• _WORK ORDER_
Each line holding the word "Class" must appear in the answer, copied from the entries.

• _DATA_
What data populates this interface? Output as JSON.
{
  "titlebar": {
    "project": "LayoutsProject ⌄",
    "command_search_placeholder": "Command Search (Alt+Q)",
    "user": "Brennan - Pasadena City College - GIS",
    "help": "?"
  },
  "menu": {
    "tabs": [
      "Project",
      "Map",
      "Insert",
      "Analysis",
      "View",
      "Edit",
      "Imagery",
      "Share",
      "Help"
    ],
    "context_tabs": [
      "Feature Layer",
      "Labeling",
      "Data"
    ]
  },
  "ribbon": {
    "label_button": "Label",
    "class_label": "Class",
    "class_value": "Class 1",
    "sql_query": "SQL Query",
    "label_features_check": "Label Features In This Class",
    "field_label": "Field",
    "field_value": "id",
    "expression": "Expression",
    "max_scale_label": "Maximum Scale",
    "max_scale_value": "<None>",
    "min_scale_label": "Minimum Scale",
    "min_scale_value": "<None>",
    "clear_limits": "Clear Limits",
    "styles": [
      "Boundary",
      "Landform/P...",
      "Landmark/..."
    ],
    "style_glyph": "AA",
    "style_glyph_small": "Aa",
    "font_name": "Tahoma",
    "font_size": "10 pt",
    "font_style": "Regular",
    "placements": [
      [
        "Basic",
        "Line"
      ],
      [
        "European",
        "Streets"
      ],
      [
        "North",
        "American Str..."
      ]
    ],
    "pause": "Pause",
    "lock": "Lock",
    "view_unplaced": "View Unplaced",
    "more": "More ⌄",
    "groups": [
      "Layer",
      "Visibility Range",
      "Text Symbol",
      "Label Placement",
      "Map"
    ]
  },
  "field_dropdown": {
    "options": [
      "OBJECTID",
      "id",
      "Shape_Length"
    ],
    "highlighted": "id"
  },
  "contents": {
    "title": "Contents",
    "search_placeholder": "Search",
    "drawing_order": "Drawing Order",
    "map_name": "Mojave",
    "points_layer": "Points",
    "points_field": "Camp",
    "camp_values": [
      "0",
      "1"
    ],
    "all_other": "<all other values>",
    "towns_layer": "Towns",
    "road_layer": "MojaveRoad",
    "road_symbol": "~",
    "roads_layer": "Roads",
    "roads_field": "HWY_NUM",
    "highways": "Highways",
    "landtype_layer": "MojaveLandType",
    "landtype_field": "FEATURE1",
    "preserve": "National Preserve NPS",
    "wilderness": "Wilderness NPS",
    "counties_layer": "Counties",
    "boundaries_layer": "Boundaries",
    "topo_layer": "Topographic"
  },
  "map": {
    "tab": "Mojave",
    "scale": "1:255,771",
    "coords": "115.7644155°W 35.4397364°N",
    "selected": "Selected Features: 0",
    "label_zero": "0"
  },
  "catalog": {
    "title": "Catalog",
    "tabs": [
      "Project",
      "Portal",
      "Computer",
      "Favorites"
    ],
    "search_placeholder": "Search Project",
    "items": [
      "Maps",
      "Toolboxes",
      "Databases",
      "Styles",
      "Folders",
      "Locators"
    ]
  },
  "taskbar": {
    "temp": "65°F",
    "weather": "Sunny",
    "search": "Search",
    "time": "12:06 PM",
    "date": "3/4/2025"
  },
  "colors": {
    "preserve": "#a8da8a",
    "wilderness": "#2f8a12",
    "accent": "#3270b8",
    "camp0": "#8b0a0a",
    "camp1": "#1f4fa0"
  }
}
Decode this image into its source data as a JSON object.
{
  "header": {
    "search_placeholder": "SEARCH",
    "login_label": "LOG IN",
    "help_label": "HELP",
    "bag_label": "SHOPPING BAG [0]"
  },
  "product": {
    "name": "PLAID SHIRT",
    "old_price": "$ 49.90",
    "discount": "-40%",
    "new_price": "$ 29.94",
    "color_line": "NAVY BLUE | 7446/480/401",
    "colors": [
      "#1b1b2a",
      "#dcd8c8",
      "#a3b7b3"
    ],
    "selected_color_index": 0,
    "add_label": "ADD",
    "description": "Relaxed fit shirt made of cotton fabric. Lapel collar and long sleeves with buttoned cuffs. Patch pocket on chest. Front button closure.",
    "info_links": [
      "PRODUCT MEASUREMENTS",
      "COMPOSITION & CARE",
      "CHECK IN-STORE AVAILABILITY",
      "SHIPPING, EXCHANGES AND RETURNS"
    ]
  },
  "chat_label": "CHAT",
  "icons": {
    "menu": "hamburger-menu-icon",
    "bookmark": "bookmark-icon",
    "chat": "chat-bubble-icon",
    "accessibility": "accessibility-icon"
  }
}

• _SOLUTION FOR THIS TASK_
    "class_label": "Class",
    "class_value": "Class 1",
    "label_features_check": "Label Features In This Class",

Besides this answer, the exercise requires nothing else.